The video showed the ’tards killing pigs without the aid of a stun gun, which is “inhumane” and against the law. And it showed sick and injured pigs getting slaughtered and then turned to sausage. As if they don’t all turn out dead anyway. And of course, the video showed our plant supervisors berating the ’tards for various offenses.
The documentary went viral and the filmmaker got on 60 Minutes. He had his fifteen minutes of fame. Our lawyers tried everything, but you can’t do much once shit hits the internet. Every goddamed animal-rights nutball, ’tard advocate, and labor guru were up in our asses. And the state and federal inspectors—our former friends—had an orgy finding violations in our plants.
A pure fucking disaster just because one douchebag had a video camera.
And I took the fall. By myself.
The warden has a retarded son. And I guess the warden, the corrections officers, and even the other inmates think what I did was awful. They believe that the courts were too lenient in my sentence. And they are determined to get their own justice for the ‘tards they consider to be my victims.
I swear, even the damn child pornographers and kiddie rapists get more respect in the system.
So yeah, kids, there is a moral to this story: If you are going to hire ’tards, make sure you find ones without families, nosy social workers, and asshole civil attorneys who’ll take everything you’ve ever worked hard for. And make damn sure they don’t have do-gooder cousins with filmmaking abilities.
Or, you can pay four bucks for your McRib instead of three. But ain’t no American gonna do that. Want cheap meat? Somebody’s got to make it happen. For a long time, that was me.
And before you get all judgmental, consider this: The shell of the company that I ran and all of the processing equipment was sold to Holden Ag Unlimited, a subsidiary of another vertically integrated company with offices in Tijuana, Laredo, and Atchison, Kansas. They set up another pork processing plant in Mexico—a benefit of that legislation called NAFTA.
If you don’t like what we did with the ’tards in Iowa, think of how they treat the Mexican ’tards. Think they can complain to OSHA or have feel-good bureaucrats getting in the asses of the company’s execs? No siree, not in Mexico. No safety. No rules.
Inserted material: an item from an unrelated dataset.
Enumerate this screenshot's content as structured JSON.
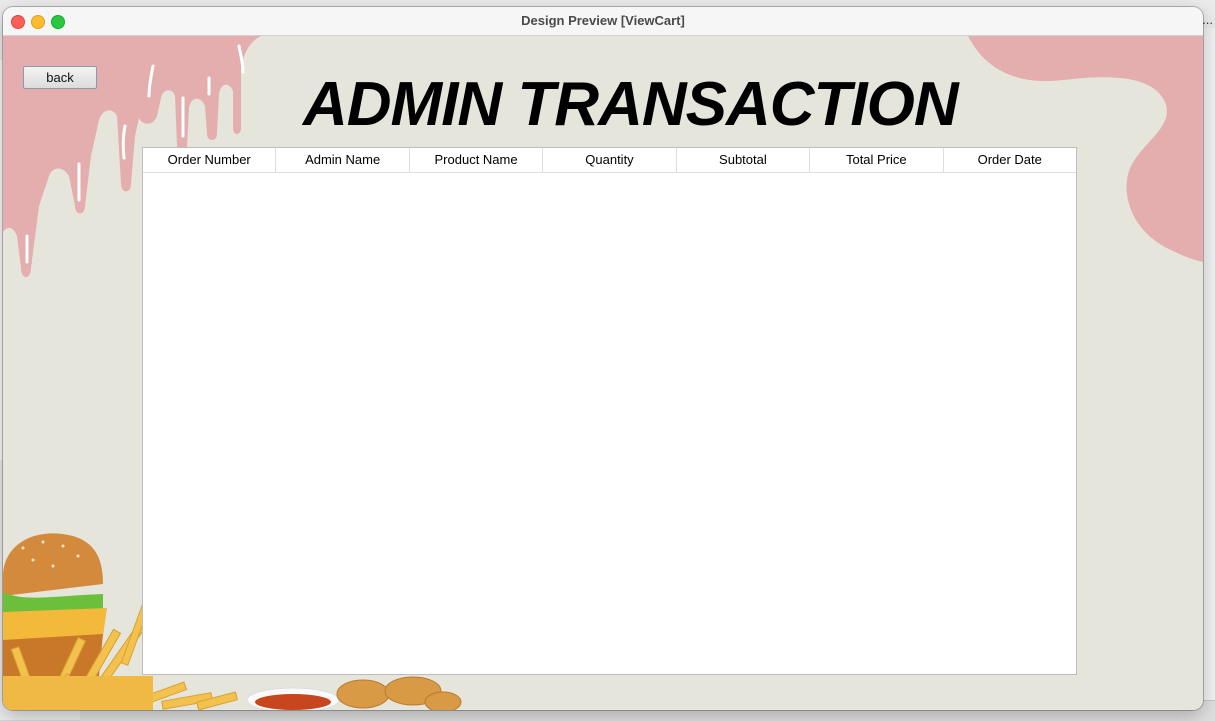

They’ll be lucky to get paid. But if you think Americans want to shell out a few bucks more for a ham sandwich, you’ve got to be kidding.
The irony is that the subsidiary that bought my old company supplies meat for the prison in which I reside—Club Fed. Grade “C” institutional-quality animal guts. Commensurate with dog food, but not the high-end dog food. Think Alpo. I chuckle when I see Brutus and all the men eating it every day. I won’t touch the shit; I know what’s in it. That’s why I’m so skinny.
And the execs who ran the companies that I worked for got off scot-free. I’m the only one who went down. They were all “shocked” to learn that the subcontractors to their subsidiaries were taking advantage of ’tards. One of the bastards even went on TV and cried his eyes out. He is the same one who told me that a few dead ’tards were “collateral damage” and that the preventive antibiotics were costing too much. Even I didn’t go for that; I’ve got compassion. But the big execs teamed up with fancy-suit lawyers and wrote fat checks to the organizations that advocate for ’tards. Seven figures. And they all testified under oath that I alone had masterminded the whole scheme without their knowledge. The first time they ever gave a brother true credit for his mind. Now, the bastard exec who wrote the biggest check to the ’tard advocacy organization is the United States Department of Agriculture’s Deputy Undersecretary for Inspection and Meat Quality. Unreal.
And the execs even got off in the civil cases. The ’tards had families coming out of the woodwork to sue every part of our companies and even sue us individually. What jury wouldn’t go for a devastated ’tard? But the lawsuits against the companies and the top executives were thrown out by a judge who had fraternity ties one of the executives. The ruling said that the plaintiffs lacked evidence linking the executives to the misdeeds. But they all sued me and got everything I owned.
I guess it works to blame it on the black man.